Summer & Winter
Hebrew:שעון קיץ ושעון חורף
In Israel, daylight saving time (DST) or Summer Time commences on the Friday before the last Sunday of March when clocks are advanced by one hour. Daylight saving time comes to an end on the last Sunday of October, when clocks are set back, by one hour. This is known as Winter Time.
Up until 2013, the exact dates of the DST period was established annually according to the Jewish calendar and High Festival dates. Much haggling between the various political parties went on until a decision was finally made.
In 2012 a bill was passed to the effect that the daylight saving hours would be extended and standardized. Israel Daylight Saving is now set to begin on the Friday before the last Sunday of March, and ends on the last Sunday of October.
|Year||Summer Time Begins||Summer Time Ends|
|2014||March 28||October 26|
|2015||March 27||October 27|
|2016||March 25||October 30|
|2017||March 24||October 29|
|2018||March 23||October 28|
|2019||March 29||October 27|
|2020||March 27||October 25|
There are now a total of between 212 - 219 daylight saving days per year in Israel.
Did you know?
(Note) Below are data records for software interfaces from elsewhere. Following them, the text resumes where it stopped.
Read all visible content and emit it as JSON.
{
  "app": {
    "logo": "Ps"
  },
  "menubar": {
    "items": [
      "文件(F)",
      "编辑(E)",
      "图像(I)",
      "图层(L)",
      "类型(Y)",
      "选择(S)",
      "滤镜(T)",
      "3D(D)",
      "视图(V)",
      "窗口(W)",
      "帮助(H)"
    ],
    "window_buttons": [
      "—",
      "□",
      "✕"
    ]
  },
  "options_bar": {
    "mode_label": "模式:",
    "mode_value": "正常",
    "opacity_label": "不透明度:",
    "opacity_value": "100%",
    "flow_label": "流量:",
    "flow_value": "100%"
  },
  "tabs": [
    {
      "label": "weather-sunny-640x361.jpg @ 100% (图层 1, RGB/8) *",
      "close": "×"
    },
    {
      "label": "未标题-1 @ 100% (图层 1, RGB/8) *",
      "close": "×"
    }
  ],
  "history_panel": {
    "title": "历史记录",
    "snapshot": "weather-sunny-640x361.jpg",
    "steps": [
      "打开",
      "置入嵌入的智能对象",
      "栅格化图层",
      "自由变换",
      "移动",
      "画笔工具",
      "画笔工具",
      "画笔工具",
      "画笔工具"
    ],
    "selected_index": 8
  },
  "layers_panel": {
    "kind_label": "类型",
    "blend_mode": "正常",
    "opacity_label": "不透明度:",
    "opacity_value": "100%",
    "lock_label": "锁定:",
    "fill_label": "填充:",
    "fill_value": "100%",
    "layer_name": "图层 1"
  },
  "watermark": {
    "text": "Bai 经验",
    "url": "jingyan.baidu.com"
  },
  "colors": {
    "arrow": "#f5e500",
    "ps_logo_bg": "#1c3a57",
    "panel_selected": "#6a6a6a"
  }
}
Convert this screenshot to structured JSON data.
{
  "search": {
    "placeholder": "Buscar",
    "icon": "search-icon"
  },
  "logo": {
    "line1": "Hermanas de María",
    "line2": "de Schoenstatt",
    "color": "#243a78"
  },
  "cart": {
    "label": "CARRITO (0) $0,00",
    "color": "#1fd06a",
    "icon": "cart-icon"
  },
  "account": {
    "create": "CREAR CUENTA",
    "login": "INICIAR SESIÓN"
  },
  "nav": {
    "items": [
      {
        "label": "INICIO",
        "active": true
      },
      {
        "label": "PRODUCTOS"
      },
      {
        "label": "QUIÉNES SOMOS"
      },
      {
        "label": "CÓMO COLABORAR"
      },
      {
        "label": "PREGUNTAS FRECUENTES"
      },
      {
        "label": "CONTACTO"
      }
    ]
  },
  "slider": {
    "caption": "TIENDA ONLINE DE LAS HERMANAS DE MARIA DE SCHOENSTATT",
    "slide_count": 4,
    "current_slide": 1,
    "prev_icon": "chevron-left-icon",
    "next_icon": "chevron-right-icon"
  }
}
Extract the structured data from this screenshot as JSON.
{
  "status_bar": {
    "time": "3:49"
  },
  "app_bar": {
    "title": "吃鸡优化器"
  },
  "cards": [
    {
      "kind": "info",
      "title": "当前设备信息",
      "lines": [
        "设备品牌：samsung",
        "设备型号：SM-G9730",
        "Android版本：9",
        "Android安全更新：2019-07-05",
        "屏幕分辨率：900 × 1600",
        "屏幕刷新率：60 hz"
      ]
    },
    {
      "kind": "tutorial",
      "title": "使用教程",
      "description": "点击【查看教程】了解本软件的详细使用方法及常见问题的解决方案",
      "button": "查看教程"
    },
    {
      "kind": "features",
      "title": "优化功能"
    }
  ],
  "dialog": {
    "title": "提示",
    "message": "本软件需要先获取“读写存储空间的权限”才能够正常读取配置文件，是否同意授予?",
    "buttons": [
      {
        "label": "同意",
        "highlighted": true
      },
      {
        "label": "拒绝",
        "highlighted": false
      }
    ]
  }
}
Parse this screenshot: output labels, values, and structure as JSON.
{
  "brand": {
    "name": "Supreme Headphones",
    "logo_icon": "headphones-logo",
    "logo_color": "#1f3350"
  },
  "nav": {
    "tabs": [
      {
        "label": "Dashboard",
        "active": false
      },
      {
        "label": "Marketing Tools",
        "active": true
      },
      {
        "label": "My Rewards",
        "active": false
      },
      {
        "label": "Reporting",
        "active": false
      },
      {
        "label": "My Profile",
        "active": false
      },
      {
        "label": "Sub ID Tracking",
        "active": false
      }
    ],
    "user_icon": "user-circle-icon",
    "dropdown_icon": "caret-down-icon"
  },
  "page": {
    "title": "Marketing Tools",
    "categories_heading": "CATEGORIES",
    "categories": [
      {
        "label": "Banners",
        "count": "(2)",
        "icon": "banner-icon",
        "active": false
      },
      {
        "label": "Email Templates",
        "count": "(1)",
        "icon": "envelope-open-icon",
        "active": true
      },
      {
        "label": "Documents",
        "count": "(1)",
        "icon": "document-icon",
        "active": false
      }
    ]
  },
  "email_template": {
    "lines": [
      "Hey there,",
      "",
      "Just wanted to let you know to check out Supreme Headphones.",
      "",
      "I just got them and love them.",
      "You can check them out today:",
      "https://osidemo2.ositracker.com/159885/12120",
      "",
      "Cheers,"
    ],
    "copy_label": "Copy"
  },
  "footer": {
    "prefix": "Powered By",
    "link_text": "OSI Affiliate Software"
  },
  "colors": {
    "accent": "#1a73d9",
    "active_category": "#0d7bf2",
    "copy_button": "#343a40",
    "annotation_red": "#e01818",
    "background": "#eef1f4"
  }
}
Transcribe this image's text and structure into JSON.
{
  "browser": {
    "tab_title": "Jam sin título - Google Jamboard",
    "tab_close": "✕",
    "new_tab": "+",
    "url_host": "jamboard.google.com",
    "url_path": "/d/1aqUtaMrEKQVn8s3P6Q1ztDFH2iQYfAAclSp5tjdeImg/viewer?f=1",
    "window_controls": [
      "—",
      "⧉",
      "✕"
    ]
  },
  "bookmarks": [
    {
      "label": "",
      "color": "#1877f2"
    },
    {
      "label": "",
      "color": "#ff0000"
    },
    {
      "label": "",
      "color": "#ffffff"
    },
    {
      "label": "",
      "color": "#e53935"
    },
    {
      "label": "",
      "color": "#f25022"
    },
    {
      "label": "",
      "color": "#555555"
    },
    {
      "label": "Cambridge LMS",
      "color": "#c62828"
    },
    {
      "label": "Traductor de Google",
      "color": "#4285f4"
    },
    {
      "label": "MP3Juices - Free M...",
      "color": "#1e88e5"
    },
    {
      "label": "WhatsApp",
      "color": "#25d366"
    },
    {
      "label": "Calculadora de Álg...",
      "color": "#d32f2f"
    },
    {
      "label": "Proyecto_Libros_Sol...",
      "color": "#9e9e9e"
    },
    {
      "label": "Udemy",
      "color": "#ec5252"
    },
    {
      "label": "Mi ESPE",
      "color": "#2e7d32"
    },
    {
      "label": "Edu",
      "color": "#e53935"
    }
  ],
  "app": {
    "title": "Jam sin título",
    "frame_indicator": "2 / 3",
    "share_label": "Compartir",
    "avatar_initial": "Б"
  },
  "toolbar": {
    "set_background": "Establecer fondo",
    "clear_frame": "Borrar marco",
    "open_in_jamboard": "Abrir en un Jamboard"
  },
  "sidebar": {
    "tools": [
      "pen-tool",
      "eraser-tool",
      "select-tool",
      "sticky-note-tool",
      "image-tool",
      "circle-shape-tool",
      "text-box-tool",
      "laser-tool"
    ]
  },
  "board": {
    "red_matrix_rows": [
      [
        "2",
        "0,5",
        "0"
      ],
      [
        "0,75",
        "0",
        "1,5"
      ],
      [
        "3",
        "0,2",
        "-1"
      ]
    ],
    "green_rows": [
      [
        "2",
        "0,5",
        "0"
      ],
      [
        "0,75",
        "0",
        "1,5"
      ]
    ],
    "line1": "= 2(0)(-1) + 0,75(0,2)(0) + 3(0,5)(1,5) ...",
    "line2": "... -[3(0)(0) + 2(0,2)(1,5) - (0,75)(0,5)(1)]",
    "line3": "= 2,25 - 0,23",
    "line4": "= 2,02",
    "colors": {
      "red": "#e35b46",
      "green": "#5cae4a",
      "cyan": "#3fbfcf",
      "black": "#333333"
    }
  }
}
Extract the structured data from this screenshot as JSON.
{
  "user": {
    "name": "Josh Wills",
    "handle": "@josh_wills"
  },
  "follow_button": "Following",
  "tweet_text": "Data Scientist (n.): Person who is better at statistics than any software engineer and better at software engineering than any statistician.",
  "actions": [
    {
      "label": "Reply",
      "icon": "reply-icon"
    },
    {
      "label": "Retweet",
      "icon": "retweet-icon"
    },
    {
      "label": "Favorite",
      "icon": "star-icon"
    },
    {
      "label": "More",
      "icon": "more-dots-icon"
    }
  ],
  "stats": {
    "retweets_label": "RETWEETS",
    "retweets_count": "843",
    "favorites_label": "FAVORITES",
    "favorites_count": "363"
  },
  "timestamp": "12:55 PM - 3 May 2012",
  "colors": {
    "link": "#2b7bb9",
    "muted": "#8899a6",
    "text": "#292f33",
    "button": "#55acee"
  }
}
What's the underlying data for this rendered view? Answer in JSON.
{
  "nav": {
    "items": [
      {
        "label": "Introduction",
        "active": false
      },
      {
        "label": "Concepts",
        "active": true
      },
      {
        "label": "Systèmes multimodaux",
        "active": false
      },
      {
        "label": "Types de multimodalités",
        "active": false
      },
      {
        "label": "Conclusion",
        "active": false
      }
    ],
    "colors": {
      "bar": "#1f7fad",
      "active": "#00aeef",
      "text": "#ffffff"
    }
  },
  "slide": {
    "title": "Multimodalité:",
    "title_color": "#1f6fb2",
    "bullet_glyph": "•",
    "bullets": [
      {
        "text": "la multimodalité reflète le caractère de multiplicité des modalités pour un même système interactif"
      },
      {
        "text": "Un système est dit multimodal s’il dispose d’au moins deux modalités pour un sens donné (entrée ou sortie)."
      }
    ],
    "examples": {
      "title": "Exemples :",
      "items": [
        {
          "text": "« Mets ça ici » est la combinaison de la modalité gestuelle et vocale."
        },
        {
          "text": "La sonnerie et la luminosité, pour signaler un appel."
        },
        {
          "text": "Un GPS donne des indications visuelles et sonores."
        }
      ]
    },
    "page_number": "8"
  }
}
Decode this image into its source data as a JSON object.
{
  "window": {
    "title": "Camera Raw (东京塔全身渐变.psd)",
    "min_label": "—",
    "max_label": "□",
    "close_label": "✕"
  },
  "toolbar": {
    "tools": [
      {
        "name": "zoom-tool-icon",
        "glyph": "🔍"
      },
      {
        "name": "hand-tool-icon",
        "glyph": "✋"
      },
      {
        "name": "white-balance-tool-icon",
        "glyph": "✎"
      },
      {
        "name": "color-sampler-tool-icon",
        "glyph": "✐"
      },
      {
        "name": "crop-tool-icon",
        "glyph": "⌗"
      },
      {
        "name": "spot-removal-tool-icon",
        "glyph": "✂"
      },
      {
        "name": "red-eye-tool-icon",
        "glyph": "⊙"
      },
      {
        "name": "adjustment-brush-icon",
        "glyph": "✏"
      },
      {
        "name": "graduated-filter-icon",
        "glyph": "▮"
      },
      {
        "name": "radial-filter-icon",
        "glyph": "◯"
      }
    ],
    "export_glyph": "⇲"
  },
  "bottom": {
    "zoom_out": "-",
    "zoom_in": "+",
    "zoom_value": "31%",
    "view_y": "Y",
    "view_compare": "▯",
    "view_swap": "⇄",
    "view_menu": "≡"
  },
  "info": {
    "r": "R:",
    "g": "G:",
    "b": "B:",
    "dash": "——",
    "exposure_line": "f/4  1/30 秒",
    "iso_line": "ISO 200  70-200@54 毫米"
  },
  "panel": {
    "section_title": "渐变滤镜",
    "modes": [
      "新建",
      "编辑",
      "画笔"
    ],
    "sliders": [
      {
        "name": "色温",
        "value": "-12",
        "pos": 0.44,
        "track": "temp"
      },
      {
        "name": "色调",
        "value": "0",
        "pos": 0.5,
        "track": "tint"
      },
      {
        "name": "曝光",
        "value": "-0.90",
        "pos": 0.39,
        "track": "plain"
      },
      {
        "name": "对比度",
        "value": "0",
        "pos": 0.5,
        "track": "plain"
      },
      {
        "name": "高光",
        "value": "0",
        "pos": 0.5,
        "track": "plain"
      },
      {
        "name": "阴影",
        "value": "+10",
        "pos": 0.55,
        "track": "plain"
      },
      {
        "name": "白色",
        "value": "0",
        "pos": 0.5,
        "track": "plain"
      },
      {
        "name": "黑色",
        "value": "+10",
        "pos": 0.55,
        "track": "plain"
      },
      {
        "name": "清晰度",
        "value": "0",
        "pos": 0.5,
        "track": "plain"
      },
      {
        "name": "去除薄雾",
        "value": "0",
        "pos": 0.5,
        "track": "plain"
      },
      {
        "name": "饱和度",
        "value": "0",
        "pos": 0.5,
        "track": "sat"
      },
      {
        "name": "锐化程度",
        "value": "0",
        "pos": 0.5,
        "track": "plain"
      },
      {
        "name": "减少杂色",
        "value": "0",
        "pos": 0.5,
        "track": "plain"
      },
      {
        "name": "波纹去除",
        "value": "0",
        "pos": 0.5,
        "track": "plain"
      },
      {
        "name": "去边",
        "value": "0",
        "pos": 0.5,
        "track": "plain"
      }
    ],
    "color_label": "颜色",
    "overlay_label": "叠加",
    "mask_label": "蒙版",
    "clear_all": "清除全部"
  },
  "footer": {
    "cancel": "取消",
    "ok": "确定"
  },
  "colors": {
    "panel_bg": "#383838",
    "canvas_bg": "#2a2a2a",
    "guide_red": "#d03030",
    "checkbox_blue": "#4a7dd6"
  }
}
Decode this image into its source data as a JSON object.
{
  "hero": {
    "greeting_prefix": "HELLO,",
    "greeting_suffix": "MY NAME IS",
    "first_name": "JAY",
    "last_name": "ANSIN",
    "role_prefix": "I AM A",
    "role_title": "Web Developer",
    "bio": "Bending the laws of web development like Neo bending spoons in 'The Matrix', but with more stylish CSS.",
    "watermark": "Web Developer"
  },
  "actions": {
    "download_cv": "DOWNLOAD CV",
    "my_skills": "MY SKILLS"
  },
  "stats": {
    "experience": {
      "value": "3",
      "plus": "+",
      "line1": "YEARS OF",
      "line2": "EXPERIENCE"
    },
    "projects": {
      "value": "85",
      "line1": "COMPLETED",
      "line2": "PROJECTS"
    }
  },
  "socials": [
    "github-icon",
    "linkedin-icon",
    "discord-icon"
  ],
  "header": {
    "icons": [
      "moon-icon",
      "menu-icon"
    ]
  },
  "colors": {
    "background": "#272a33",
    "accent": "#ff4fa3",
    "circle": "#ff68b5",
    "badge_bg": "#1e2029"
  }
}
- Thunder Bay in Ontario, Canada was the first location to use DST in 1908.
- Germany was the first country to introduce DST; clocks were advanced by 1 hour on April 30, 1916. The rationale was to minimize the use of artificial lighting in order to save fuel for the war effort during World War I. The idea was quickly followed by many of the European countries. However, they reverted back to standard time after World War I. It wasn't until World War II that DST made its return in most of Europe and in Israel.
Israel facts, figures & information